Exercise input →
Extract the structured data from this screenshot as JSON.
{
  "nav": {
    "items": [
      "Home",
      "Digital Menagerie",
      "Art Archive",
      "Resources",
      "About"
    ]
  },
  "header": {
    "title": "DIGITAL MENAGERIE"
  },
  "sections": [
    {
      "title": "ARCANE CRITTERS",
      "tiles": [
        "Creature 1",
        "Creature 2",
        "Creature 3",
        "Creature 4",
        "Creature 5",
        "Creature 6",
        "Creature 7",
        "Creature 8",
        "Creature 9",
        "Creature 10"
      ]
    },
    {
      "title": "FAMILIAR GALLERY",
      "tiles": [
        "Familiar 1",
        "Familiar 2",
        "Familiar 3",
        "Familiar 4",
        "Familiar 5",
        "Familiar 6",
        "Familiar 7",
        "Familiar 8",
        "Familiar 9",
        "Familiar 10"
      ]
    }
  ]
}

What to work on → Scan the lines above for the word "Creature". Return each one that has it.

The completed task →
        "Creature 1",
        "Creature 2",
        "Creature 3",
        "Creature 4",
        "Creature 5",
        "Creature 6",
        "Creature 7",
        "Creature 8",
        "Creature 9",
        "Creature 10"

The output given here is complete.